*** Entries provided ***

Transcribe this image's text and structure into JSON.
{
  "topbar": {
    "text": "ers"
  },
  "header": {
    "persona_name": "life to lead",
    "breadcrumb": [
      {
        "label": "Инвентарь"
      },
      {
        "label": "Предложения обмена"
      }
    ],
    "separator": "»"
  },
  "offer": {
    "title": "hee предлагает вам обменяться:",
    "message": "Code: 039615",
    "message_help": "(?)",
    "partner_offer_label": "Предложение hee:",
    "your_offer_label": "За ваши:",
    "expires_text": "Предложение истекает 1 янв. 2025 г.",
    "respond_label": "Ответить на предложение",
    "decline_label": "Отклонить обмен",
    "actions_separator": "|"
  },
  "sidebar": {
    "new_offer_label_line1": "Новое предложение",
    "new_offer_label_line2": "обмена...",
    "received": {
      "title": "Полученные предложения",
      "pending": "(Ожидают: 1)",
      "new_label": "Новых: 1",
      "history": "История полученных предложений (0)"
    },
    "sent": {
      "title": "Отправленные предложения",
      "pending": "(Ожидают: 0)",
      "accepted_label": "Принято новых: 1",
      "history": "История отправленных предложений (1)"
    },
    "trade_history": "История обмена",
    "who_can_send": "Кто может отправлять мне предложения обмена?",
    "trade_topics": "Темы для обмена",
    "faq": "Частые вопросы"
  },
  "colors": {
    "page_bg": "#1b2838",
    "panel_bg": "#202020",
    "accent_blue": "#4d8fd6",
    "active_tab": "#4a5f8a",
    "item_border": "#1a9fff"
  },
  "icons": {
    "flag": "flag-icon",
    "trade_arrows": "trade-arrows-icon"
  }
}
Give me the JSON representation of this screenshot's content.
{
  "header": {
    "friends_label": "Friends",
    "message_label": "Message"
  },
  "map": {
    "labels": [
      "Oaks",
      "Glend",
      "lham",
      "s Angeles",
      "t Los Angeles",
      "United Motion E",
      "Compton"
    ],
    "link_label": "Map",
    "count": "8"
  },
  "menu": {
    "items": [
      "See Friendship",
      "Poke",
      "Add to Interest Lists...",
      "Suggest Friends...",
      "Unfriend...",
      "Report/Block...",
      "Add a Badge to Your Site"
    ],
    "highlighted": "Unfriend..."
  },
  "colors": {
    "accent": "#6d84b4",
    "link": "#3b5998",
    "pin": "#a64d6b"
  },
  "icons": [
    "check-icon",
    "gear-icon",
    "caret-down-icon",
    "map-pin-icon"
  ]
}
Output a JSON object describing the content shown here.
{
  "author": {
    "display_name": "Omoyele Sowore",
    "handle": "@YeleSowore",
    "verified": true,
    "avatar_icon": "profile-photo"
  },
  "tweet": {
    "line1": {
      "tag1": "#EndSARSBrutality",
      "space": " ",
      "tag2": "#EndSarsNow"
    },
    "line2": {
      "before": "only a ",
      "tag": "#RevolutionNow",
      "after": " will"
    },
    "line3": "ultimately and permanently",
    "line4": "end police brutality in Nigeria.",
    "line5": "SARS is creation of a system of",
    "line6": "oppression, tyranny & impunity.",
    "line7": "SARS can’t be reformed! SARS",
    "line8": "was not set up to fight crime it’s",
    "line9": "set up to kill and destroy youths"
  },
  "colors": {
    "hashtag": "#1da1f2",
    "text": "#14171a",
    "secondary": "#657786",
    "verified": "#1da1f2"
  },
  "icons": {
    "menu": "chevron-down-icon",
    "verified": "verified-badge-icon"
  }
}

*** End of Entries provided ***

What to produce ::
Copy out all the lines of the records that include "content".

Result of this task ::
Give me the JSON representation of this screenshot's content.
Output a JSON object describing the content shown here.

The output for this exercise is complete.